To pacify the peasants, he enacted PD 27. The decree, however, proved itself to be essentially worthless. One of its key provisions was that land used to farm cash crops (sugar, coconut, etc.) were exempt from land reform. This was both an effort to stimulate the export-oriented economy and protect Marcos cronies like Danding Cojuangco and Juan Ponce Enrile from land reform. Ultimately, PD 27 and the then-newly created
Cory Cojuangco-Aquino and CARP
When Marcos was eventually toppled by the EDSA Revolution, Cory Aquino replaced him as President. Aquino envisioned land reform as the centerpiece of her social agenda; something that thousands of farmers took to heart as they marched on Mendiola
The peaceful march, however, turned violent as police opened fire on the farmers calling for land reform. Instead of soil, they received bullets. Twelve farmers died while 19 more were injured in the Mendiola Massacre.
The aftermath galvanized the Aquino administration to railroad legislation on agrarian reform.

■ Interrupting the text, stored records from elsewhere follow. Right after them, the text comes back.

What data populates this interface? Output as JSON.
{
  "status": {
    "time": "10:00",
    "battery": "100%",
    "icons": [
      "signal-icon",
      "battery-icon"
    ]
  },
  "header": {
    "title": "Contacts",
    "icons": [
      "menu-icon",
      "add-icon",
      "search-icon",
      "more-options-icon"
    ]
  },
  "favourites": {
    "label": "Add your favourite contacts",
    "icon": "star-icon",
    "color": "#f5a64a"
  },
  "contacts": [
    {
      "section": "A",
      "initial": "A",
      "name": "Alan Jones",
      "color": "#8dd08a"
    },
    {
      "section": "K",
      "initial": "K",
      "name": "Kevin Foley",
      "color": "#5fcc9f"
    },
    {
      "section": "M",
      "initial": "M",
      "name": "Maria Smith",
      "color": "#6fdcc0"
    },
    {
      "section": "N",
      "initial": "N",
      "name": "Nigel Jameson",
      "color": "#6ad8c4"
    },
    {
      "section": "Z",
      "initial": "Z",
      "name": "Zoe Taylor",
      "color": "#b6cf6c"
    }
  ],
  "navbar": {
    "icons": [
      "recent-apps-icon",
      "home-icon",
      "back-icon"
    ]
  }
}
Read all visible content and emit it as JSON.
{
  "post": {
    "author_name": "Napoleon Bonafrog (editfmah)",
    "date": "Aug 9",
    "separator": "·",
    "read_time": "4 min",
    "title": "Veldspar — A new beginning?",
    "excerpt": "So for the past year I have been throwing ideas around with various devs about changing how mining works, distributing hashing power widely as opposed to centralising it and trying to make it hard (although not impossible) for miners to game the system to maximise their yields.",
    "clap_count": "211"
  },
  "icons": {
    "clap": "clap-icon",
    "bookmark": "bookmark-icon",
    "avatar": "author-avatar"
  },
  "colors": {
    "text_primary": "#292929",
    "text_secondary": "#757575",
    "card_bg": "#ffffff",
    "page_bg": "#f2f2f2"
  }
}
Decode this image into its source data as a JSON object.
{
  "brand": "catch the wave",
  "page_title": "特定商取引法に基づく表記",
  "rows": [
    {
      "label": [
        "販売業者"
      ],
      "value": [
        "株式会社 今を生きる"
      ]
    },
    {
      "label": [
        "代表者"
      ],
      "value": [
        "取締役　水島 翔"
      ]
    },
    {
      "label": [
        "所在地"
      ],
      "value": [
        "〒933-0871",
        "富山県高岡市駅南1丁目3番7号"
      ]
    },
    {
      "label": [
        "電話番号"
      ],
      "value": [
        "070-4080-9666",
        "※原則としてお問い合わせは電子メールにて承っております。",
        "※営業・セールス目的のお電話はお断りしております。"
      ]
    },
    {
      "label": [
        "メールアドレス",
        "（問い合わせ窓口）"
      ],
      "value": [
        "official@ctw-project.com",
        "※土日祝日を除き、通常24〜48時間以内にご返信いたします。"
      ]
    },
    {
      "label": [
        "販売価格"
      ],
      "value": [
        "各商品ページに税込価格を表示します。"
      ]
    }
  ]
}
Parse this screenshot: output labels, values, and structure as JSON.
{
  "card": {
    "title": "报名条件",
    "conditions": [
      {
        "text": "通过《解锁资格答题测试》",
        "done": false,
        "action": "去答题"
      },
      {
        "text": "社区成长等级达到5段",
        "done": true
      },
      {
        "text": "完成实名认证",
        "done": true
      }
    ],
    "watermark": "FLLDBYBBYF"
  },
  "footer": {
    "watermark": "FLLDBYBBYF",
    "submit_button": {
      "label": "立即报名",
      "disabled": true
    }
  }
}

Presidential Proclamation 131 and Executive Order 229 outlined Aquino’s land reform program, paving the way for Republic Act 6657 or the Comprehensive Agrarian Reform Law.
This was the birth of the Comprehensive Agrarian Reform Program, which aimed to put an end to the land reform question. Aquino’s class origins, however, prevailed when CARP showed its glaring flaws, chief of which was the provision that allows haciendas to restructure themselves as corporations and give shares, known as the stock distribution option.
This is important to note, considering that Corazon Cojuangco-Aquino had a large stake in Hacienda Luisita, a 6,453-hectare estate in Tarlac owned by the Cojuangco clan. Equally important was that Luisita availed the stock distribution option, becoming Haciendia Luisita, Inc.
Genuine Agrarian Reform
Since then, the fight for land reform has moved slowly. The Department of Agrarian Reform still does its best to mandate the distribution of land to farmers, but landlords and companies still fight DAR every step of the way. Farmers, meanwhile, continue to suffer under the yoke of feudalism.
There are solutions, however. Lawmakers have been trying to push House Bill 555, or the Genuine Agrarian Reform Program, which will address the problems of CARP. Legislation moves slow, however, and GARB still remains a House Bill in Congress.
Outside of Congress, the now-stalled peace talks between the government and the National Democratic Front hinge on the signing of the Comprehensive Agreement on Socio-Economic Reforms (CASER),
In some cases, farmers and farmers’ organizations have united to utilize land left unused by the landowner, but this isn’t a substantive solution. Farmers have already stated that, if the government does nothing, they could have a peasant uprising on their hands. And given the current situation, who could blame them?